The Nintendo Switch is a popular game console that’s both a handheld tablet that you can use to play games on the go and a device that slides into a docking station for playing games on your TV.
But unlike rival game consoles, Nintendo doesn’t have an online service with features like the option to save your game data to the cloud… at least not yet.
First up, an individual subscription will run about $4 per month, $8 for three months, or $20 per year for folks based in the United States. You can also get a family plan for $35 to cover up to eight different Nintendo Account holders.
Second, the service will be required if you want to save game data to the cloud. Doing that will let you pick up where you left off on another device, which could come in handy if you have multiple Switch consoles or if you lose or break yours and need to buy a replacement.
Third, there will be support for online cooperative or competitive play for some games. This is actually something that’s currently free, but which will require a subscription when the online service launches in September.
Fourth, subscribers will be able to play a bunch of classic games including Super Mario Bros. 3, The Legend of Zelda, and Donkey Kong.
Games will be downloadable so you can play without an internet connection, and Nintendo says 20 of these classic titles will be available at launch. Some of this games will also support co-op multiplayer mode, “pass the controller” options for multiple players that want to cooperate on single-player games, and the ability to watch online as your friends play.

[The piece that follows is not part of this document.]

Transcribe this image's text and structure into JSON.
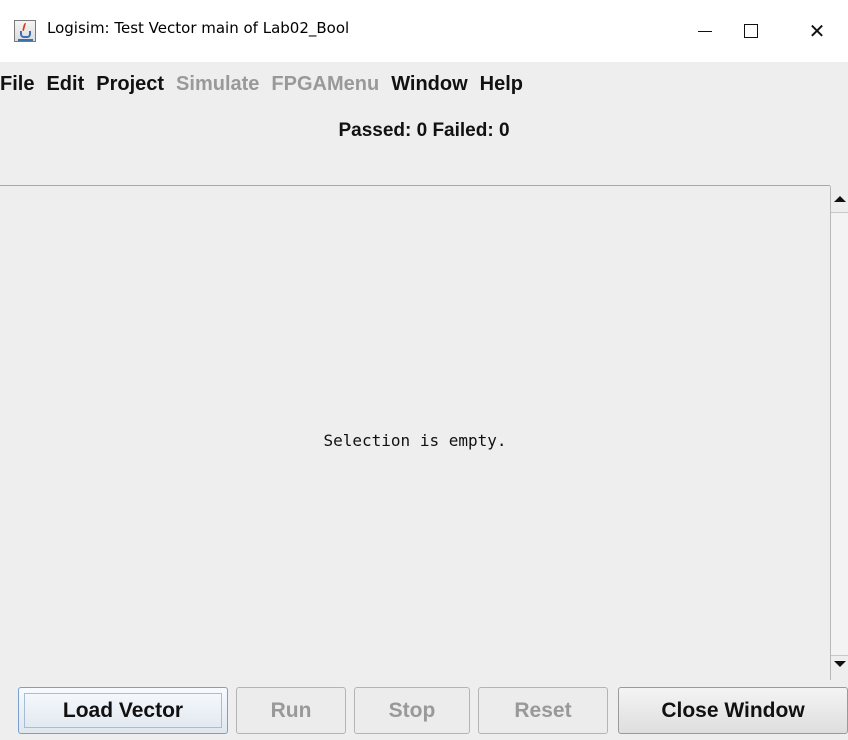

There’s also support for voice chat, but that requires installing a smartphone app.
One thing to keep in mind is that while Nintendo will be offering this Netflix-for-old-games feature, the company has no plans to launch a Virtual Console for the Switch.
Virtual Console is the name the company has used for an online store that let users buy NES, SNES, and N64 games to play on a Wii, Wii U, and Nintendo 3DS. You didn’t need a subscription to use Virtual Console and just paid for the games you wanted to purchase.
Pricing for the Switch Online service seems reasonably good, but if you were hoping to b able to access a wider library of classic games on your hybrid handheld/living room console, it looks like you’re out of luck… at least officially.
Unofficially, now that it’s possible to jailbreak a Nintendo Switch and get it to run unsigned code, it may just be a matter of time before you can easily install an emulator of your choice to run all sorts of games.